For the most part, what you see in galleries and museums is generally only what they want you to see. The artist work in it’s imperfect and selected state, obliging your thoughts into a specific way in order to direct your thinking one way or another. I wonder what people would think of an artists work if they were able to view the entire works scrambled on the floor in pieces and unfinished. Well thats one of the things I got to be a part of last weekend. My class was invited by The Baltic in Gateshead into their ‘turn-over’ period to view the behind the scenes tour of the installation being set up. This exclusive tour was led by Chris Osborne, the Technical Manager of exhibitions at The Baltic.

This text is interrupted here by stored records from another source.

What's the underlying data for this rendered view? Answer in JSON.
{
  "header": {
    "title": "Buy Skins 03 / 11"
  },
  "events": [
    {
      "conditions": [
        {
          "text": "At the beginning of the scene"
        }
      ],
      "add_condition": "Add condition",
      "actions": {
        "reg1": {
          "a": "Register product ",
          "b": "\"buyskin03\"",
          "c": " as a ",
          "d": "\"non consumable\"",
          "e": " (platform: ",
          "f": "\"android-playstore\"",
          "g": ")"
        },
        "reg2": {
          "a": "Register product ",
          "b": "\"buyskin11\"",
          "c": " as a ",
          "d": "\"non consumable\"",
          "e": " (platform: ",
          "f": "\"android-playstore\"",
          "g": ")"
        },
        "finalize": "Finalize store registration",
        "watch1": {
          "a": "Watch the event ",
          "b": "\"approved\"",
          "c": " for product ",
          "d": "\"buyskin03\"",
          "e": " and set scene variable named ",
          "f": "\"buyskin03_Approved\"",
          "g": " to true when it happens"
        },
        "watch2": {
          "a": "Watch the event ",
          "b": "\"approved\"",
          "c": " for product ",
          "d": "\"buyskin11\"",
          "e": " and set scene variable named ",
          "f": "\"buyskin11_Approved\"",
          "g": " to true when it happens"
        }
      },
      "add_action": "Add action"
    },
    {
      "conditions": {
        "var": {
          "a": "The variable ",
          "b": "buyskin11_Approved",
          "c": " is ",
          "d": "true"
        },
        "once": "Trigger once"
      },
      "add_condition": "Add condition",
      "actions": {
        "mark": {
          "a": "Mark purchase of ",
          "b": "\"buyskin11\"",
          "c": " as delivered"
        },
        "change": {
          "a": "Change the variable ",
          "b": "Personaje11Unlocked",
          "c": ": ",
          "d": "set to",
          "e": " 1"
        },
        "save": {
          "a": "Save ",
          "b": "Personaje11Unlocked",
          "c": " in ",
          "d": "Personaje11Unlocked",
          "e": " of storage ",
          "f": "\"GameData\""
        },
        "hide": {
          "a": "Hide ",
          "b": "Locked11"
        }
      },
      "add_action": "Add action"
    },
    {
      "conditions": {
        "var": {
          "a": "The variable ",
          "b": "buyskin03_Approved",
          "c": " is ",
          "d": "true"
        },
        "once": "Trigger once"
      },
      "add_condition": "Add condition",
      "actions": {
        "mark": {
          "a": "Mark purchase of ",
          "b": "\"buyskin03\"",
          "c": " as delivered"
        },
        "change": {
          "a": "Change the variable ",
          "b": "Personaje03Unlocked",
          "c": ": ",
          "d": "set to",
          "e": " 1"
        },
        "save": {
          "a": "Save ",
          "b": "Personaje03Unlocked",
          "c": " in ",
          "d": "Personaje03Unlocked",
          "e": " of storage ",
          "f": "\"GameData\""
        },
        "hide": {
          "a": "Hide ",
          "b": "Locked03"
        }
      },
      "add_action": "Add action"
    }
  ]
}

It began with an introduction from Mr. Osborne, which was actually quite fascinating. Listening to him sum up his entire career in about 10 minutes was quite impressive which went from part time framer to professional installationist (is that even a word?) within a few years.
We toured the late Jason Rhoades upcoming exhibition, a critically acclaimed installation artist who created colourful pallets with biological and often sexually chaotic work. Rhoades seemingly had a knack for creating atmospheres, but when I saw his work in pieces on the temperature controlled floor with tubes of pornographic images pasted on them it was more a feeling of disgust than artistic awe. Yes, the artwork being displayed seemed very intriguing but the really interesting part I found was the tour itself, and getting to quiz Chris on the technicalities and logistics of creating that kind of atmosphere from working with their in-house wood workshop to using outside tech specialists.
He spoke about how difficult it was to recreate work. As I learned the majority of The Baltic’s exhibitions are part of a tour and often aren’t the first gallery to hold the work so usually exhibitions like Jason Rrhoades’ arrive in bits and pieces in crates, sometimes with no building instructions. This leaves it up to the tech team to uphold the integrity of the artist. I find this fascinating and quite a romantic approach to installation. They are honouring the work of a deceased artist by making it technically accurate in his memory. I know that if I were to leave my work with a gallery I would hope they have a similar approach.
Upon experiencing the rest of the tour one of the questions I asked there was how much input the artist has in regards to filling up the space or was it the tech team that made those decisions? How involved is the artist? I wanted to know because of our upcoming photography exhibition in May/June and to see if as an artist, I can make professional and technical judgements yet remain creative with my approach.
Chris and the entire team agreed that it was dependant on the artist themselves and how much of a vision they have. Sometimes the artist will have ideas about the installation and it’s up to the tech team to work with them to see exactly what is realistic. Other times The Baltic is just sent the crates with no instruction and it’s up to them to work out the best possible way for their art to be shown.
I’m definitely a hands-on kind of photographer. I like to be involved in every step of my work being shown even if that means creating and building sets, and in fact it’s something I enjoy. It’s a great part of the process and I’m learning so much about logistics by doing so. Chris’s tour was very enlightening and I hope to apply some of the things he mentioned like working with the space and atmosphere and applying that to my own work and exhibit.
Thanks for reading!